> **Your objective**: Report each line of the entries that includes "Drive" by copying it.

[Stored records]
*** Begin section ***
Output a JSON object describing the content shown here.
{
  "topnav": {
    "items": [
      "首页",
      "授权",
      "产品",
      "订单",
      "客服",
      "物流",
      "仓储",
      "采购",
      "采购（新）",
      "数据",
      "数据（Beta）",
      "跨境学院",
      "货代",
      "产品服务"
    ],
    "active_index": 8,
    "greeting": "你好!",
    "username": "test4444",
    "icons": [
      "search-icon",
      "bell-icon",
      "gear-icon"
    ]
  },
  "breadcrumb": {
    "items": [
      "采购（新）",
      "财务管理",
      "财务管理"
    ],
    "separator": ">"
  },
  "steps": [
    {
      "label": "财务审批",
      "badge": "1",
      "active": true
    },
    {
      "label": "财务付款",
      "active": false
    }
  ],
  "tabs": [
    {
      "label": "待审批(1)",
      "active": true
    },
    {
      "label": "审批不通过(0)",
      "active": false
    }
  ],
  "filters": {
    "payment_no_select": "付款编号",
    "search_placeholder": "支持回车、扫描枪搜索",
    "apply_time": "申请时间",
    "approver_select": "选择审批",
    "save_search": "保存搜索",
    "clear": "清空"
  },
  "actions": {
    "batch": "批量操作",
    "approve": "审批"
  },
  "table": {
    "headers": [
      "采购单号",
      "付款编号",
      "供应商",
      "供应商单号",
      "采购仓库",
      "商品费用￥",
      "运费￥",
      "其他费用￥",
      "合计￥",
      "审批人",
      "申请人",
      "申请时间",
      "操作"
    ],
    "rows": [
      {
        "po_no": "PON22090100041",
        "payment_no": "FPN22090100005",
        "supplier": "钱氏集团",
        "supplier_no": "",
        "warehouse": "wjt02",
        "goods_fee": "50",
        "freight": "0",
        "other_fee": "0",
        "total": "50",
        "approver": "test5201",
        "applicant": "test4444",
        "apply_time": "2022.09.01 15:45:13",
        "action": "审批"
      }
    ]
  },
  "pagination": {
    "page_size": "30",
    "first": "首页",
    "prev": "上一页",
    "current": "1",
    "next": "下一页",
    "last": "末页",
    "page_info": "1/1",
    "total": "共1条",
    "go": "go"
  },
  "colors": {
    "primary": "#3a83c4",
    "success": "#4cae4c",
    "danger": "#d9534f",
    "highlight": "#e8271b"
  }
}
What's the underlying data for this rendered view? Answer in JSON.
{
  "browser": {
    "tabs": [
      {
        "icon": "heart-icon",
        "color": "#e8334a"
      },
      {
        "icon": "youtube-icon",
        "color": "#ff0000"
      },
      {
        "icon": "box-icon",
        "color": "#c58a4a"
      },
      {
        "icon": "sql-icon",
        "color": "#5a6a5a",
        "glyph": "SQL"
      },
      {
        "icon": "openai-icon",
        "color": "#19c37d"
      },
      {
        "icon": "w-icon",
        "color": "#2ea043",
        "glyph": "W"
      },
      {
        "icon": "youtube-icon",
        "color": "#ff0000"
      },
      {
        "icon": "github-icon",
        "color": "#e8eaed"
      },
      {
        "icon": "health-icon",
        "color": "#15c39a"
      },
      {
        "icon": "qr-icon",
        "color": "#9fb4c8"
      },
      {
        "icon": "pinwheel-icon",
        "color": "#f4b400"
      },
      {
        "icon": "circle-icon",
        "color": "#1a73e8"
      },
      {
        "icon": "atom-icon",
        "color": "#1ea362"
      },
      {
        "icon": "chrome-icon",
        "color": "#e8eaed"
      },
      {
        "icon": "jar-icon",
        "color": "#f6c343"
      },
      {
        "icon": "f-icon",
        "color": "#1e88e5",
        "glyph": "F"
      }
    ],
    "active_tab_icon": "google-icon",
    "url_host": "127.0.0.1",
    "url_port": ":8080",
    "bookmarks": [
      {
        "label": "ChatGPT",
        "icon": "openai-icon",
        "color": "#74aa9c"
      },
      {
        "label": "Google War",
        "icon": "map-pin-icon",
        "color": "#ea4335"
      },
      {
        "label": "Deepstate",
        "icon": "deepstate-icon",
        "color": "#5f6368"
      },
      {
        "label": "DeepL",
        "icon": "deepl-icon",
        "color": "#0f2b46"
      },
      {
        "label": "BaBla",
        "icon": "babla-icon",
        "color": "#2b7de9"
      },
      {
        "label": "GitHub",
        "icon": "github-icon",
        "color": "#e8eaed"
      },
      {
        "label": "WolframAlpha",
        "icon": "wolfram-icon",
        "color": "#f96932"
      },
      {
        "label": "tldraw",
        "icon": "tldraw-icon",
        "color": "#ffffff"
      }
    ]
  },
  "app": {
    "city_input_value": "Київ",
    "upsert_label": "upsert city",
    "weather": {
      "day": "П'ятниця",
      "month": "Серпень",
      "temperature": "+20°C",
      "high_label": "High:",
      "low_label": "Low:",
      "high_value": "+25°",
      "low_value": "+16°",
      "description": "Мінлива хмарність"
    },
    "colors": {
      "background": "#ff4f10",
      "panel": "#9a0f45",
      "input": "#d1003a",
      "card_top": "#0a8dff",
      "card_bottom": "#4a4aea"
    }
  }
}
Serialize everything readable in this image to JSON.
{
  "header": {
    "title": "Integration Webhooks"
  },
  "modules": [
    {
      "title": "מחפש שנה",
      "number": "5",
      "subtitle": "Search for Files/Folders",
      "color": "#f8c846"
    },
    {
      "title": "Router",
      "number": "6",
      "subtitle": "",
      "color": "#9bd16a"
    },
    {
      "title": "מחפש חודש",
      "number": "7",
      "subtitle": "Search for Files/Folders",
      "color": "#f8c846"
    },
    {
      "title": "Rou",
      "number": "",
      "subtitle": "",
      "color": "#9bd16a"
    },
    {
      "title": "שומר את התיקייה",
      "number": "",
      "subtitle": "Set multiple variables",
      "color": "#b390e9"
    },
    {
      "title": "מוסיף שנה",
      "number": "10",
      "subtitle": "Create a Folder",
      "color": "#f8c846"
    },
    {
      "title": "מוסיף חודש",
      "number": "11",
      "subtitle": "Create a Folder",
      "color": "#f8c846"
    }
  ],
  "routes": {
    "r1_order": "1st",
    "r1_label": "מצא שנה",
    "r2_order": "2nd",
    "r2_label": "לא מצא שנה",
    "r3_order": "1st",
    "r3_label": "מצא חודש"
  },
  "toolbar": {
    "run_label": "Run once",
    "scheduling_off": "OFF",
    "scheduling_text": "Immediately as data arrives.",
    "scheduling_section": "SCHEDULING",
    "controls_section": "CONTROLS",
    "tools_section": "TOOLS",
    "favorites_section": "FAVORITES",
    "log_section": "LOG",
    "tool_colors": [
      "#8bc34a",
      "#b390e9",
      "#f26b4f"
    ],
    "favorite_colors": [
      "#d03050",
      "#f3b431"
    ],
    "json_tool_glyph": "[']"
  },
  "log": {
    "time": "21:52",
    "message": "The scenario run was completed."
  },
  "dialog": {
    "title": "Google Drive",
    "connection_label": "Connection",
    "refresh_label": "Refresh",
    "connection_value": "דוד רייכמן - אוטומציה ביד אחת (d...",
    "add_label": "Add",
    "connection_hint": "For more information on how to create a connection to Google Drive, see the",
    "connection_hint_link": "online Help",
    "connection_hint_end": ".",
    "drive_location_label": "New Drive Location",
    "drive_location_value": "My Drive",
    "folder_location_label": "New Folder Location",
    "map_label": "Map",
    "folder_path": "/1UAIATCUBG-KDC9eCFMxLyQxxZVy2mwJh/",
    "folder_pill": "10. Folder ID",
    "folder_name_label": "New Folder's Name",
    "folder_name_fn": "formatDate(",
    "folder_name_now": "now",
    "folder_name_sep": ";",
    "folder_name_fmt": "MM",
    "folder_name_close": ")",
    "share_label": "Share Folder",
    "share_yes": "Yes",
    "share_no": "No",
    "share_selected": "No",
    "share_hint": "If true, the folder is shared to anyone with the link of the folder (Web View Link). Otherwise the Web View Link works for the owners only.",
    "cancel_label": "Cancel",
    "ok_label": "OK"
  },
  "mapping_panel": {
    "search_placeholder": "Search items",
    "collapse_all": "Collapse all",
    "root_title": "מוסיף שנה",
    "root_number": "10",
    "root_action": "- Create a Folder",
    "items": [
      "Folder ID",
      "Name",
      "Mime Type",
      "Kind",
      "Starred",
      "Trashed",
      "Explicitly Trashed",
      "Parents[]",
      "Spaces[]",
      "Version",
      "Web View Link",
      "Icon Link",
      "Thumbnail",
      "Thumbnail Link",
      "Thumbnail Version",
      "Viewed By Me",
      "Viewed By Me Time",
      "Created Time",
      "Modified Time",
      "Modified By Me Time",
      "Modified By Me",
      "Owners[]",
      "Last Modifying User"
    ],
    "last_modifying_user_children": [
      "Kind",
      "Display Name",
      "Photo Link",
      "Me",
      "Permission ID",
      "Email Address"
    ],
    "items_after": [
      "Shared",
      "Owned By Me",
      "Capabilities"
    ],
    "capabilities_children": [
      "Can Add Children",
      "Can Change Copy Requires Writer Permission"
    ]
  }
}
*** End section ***
> **Exercise answer**:
    "title": "Google Drive",
    "connection_hint": "For more information on how to create a connection to Google Drive, see the",
    "drive_location_label": "New Drive Location",
    "drive_location_value": "My Drive",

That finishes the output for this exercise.